20. It is certainly clear from the proceedings that the appellants have not liked the order made against them on 21-8-1957 and that they have shown no eagerness, either to allow the respondents to resume possession of the land or to return their goods. The manoeuvring for possession in which they have indulged are patent and many of them may even be wicked. But to find that they have been guilty of contempt of this Court on such passive non-compliance with the implications of the Court's order appears to me to be impossible. I say nothing as to whether the appellants could be proceeded against successfully in other proceedings, but having given the matter my best consideration and bearing fully in mind the fact that a learned Judge of this Court made the order by way of passing judgment on a finding that an order of his own had been wilfully violated, I find myself unable to hold that, whatever the faults or defaults of the appellants may have been they have been guilty of contempt of Court or that proceedings in contempt could be rightly taken against these for what they had done after this Court's order. The jurisdiction in contempt, as I have said before, is a very special jurisdiction and is certainly a jurisdiction which it is necessary for the superior Courts to have and exercise whenever it is found that something has been done which tends to affect the administration of justice or which tends to impede its course or tends to affect public confidence in the ability of the Courts to enforce their orders. At the same time, it is a jurisdiction of a drastic character and its very usefulness depends on the restraint with which it is used and on the refusal of the Courts to use it except when theyfind that, in addition to failure to comply with their orders which may be punished under the ordinary laws, obstruction has been caused to their primary function of administering justice as authorities charged with that function. I cannot find that there was any impediment caused in the present case to the administration of justice by this Court by what the appellants had done after this Court had disposed of the Revision Case and made the order which it considered fit and proper. In my view, while it is necessary to exercise the jurisdiction in contempt on proper occasions, it is of equal importance that the integrity of the proceedings in contempt ought to be maintained by taking the utmost care that it is not used on occasions or in cases to which it is not appropriate.

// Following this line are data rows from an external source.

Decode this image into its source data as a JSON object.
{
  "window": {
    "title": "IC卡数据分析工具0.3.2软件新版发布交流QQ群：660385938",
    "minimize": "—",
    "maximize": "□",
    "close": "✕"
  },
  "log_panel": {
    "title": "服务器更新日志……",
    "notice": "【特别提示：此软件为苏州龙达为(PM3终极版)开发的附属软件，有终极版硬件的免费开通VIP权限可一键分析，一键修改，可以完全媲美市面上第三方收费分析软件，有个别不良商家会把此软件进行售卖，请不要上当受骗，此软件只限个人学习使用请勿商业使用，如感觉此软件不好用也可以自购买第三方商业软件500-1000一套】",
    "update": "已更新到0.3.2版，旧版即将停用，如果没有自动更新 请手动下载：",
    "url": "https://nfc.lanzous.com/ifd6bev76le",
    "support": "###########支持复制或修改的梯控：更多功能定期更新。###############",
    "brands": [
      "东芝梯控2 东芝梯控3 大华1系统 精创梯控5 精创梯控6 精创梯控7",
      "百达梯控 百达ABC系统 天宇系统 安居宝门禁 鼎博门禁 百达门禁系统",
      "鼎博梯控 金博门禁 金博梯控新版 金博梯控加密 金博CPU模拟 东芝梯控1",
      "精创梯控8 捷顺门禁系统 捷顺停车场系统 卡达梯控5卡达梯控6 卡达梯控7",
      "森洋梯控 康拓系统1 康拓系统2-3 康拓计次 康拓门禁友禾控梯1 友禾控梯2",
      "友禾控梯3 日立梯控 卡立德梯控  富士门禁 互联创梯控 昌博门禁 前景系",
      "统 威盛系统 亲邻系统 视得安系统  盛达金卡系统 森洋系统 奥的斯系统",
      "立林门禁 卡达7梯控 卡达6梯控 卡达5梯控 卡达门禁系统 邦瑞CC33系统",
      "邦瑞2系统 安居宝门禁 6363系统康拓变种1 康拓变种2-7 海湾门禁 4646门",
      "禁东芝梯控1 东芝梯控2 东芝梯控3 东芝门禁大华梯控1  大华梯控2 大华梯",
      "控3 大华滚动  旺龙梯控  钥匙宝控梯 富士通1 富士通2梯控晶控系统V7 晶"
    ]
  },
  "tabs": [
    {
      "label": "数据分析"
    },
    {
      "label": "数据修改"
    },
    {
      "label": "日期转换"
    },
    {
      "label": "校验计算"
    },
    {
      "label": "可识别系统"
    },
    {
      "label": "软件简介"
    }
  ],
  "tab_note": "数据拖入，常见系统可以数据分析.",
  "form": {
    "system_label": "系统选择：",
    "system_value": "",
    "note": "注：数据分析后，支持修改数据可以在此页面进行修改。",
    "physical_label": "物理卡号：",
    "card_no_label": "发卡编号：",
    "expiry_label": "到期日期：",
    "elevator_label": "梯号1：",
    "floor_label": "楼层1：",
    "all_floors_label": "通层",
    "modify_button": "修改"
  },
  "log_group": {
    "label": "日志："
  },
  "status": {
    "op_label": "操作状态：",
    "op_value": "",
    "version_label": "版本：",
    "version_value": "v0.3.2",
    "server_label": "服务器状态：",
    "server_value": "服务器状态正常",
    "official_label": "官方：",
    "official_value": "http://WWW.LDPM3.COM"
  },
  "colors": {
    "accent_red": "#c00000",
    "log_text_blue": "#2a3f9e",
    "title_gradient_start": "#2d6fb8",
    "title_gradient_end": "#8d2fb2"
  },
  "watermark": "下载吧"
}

21. For the reasons given above, I find myself unable to uphold the order of the learned Judge. This appeal is, accordingly, allowed and the order of the learned Judge, dated 17-1-1958, committing the appellants to prison for six months, is set aside. They shall be released forthwith.
22. We make no order for costs.
S.C. Lahiri, J.
23. I agree.